___ Supplied information

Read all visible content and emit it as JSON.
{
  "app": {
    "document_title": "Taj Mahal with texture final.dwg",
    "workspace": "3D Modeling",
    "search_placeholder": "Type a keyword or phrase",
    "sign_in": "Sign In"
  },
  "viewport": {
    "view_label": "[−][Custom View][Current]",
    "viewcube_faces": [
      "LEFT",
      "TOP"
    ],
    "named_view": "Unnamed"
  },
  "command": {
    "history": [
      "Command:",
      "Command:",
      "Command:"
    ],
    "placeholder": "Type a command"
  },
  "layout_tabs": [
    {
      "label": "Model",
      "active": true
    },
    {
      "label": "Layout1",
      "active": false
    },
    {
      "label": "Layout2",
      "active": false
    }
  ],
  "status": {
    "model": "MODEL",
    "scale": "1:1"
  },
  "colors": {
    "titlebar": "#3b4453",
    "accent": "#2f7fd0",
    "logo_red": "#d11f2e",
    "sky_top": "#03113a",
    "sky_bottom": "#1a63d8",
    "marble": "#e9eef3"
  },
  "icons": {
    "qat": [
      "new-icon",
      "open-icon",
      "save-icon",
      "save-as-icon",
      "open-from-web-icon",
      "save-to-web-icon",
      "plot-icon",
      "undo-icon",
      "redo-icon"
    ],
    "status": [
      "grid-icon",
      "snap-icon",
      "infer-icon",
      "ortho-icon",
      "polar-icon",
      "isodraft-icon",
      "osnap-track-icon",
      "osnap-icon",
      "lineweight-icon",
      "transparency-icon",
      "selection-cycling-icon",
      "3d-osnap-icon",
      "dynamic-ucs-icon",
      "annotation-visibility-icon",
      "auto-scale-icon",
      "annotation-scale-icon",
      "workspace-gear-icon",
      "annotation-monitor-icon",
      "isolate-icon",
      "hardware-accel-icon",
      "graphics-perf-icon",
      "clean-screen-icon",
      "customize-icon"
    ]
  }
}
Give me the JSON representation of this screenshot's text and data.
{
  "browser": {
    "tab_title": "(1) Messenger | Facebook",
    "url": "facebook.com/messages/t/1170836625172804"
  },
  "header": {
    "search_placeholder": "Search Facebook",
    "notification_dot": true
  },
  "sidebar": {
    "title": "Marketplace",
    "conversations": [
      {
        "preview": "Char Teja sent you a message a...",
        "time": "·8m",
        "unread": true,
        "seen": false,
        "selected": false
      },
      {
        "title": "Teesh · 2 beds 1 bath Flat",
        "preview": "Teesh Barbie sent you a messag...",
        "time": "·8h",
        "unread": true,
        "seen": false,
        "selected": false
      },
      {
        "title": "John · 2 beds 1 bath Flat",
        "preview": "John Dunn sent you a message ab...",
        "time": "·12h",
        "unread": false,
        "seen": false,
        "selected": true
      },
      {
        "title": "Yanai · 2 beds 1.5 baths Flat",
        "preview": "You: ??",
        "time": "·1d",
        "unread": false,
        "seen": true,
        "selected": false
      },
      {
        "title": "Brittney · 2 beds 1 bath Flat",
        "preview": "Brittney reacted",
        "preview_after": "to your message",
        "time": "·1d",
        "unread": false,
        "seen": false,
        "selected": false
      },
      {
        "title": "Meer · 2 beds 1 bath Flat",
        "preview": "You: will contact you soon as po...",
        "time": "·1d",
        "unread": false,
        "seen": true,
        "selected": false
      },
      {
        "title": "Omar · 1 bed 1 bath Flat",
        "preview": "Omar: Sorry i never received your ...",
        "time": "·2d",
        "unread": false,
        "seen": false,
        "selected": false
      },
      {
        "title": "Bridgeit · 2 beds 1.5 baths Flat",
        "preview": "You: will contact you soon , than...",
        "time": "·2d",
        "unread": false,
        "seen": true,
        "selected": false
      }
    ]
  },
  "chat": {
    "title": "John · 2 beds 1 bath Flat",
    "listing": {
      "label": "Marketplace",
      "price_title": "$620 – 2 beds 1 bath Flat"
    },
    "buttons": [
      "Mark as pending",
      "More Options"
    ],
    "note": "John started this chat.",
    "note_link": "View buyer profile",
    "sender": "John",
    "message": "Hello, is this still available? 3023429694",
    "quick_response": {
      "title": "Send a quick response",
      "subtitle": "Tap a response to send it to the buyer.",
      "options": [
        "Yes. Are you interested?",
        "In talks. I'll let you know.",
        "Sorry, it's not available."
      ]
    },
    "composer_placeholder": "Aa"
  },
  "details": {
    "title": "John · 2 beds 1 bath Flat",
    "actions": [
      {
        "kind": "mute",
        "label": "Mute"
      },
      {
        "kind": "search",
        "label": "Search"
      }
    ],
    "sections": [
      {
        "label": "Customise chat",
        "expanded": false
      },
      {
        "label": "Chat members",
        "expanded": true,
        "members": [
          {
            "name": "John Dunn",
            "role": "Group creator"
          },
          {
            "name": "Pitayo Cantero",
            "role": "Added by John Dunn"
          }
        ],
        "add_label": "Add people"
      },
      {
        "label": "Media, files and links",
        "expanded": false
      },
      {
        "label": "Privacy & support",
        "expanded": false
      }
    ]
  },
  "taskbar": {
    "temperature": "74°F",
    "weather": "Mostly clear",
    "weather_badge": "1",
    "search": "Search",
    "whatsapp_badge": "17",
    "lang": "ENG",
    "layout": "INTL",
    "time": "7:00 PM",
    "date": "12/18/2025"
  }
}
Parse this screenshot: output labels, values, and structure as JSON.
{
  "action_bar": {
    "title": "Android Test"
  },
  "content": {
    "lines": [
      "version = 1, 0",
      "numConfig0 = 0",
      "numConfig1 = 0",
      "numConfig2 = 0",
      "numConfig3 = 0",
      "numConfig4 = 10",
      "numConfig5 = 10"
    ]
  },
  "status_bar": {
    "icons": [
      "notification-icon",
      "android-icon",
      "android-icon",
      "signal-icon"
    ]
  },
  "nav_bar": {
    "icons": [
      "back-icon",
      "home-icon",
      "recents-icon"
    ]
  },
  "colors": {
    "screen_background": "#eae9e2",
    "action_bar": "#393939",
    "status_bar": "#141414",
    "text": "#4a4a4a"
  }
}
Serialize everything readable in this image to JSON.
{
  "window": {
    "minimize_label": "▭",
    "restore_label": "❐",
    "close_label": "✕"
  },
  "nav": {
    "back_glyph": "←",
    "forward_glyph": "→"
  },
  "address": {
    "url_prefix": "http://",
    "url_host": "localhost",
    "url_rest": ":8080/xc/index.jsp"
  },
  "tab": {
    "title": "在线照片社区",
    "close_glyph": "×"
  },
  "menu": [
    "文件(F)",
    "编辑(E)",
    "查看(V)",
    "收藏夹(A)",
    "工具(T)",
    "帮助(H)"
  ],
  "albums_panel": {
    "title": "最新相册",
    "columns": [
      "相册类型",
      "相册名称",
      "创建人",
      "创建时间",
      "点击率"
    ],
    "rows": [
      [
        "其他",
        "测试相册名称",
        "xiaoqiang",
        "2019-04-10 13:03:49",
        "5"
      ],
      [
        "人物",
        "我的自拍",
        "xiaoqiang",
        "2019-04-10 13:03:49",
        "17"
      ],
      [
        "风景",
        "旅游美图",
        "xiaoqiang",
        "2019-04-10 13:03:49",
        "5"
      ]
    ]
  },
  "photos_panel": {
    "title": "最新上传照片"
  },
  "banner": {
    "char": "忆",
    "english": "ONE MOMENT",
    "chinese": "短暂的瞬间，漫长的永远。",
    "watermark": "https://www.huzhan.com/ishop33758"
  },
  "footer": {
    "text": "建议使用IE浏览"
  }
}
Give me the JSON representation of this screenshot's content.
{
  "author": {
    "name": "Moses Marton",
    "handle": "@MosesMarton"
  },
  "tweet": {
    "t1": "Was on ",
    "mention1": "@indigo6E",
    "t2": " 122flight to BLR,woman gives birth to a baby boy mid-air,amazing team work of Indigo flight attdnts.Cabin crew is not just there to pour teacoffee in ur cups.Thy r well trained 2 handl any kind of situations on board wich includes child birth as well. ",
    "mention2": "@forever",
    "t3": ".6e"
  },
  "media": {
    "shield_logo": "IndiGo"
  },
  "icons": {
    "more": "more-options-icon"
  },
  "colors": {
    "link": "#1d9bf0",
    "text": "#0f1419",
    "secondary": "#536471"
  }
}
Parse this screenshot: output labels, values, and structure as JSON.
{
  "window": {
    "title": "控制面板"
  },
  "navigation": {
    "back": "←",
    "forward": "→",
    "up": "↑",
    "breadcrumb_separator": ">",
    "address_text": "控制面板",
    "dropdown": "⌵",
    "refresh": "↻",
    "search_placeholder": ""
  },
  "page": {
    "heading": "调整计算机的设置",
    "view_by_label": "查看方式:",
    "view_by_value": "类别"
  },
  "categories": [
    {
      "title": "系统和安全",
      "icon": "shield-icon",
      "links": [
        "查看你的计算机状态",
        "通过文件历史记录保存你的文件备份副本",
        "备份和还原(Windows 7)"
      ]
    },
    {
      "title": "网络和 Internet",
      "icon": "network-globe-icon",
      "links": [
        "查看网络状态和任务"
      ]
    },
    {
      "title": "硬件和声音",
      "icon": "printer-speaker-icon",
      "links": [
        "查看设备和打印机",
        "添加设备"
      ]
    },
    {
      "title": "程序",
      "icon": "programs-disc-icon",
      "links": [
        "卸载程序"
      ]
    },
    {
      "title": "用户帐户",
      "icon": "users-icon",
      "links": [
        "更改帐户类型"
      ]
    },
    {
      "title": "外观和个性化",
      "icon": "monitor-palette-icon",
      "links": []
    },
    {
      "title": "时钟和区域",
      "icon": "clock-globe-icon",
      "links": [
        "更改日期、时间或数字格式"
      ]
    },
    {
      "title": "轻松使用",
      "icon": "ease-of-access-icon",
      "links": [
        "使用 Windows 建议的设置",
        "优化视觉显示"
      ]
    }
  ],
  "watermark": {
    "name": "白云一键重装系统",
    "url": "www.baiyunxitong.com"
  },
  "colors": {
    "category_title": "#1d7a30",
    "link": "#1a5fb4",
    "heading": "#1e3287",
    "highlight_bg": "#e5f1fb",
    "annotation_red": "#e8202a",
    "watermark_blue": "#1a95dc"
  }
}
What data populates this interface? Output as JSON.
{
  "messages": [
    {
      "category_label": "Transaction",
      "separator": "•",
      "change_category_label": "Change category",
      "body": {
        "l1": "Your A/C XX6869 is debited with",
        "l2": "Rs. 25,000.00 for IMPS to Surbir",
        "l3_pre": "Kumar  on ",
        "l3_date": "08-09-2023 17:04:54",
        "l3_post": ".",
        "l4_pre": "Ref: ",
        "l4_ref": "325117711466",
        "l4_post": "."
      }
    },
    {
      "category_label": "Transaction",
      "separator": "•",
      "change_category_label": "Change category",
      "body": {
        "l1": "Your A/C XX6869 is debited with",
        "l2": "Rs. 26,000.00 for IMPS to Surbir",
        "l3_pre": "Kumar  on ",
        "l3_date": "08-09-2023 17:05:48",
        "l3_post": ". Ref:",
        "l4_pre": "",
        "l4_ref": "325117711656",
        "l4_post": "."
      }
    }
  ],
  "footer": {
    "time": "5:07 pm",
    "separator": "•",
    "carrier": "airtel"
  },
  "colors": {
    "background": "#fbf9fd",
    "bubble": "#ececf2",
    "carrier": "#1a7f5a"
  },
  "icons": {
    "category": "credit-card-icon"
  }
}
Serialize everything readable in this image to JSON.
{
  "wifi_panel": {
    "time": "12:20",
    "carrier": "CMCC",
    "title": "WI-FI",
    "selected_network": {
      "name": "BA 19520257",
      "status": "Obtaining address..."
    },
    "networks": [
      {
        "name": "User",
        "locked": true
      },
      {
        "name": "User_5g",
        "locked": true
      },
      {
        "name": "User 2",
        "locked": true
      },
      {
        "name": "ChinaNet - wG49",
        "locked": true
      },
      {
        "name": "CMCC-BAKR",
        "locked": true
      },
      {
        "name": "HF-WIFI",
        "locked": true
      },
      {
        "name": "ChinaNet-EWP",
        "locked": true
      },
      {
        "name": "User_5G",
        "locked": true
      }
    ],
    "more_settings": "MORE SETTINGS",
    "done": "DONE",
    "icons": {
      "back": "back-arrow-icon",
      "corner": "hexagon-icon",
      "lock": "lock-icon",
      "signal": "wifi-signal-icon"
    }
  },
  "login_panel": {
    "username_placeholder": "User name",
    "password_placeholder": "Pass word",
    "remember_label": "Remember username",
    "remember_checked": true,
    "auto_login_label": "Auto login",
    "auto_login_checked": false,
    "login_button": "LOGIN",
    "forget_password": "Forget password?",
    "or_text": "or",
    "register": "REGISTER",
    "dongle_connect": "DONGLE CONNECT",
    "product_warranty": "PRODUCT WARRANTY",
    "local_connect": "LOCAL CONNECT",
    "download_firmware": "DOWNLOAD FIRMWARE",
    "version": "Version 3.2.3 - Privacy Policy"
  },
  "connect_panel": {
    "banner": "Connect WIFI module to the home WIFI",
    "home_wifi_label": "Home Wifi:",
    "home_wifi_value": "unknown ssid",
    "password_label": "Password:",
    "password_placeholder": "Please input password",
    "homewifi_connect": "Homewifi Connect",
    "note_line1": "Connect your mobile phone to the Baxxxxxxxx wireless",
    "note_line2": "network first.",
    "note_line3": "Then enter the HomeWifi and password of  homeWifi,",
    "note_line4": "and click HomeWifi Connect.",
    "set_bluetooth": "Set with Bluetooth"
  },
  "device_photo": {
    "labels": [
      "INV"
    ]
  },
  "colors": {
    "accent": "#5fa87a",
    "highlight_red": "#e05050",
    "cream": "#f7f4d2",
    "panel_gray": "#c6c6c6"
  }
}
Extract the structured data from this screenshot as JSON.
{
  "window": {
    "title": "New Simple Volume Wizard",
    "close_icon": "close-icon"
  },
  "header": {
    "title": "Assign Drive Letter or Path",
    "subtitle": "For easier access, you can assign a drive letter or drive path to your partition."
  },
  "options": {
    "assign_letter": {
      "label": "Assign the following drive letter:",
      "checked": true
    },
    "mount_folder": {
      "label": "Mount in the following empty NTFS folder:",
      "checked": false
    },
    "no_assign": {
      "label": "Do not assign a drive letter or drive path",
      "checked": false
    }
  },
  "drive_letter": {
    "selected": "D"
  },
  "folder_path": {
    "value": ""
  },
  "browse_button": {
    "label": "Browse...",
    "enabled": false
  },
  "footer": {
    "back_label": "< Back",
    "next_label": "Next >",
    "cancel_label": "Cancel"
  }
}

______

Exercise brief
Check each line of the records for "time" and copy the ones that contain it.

Response for this exercise
        "time": "·8m",
        "time": "·8h",
        "time": "·12h",
        "time": "·1d",
        "time": "·1d",
        "time": "·1d",
        "time": "·2d",
        "time": "·2d",
    "time": "7:00 PM",
    "time": "5:07 pm",
    "time": "12:20",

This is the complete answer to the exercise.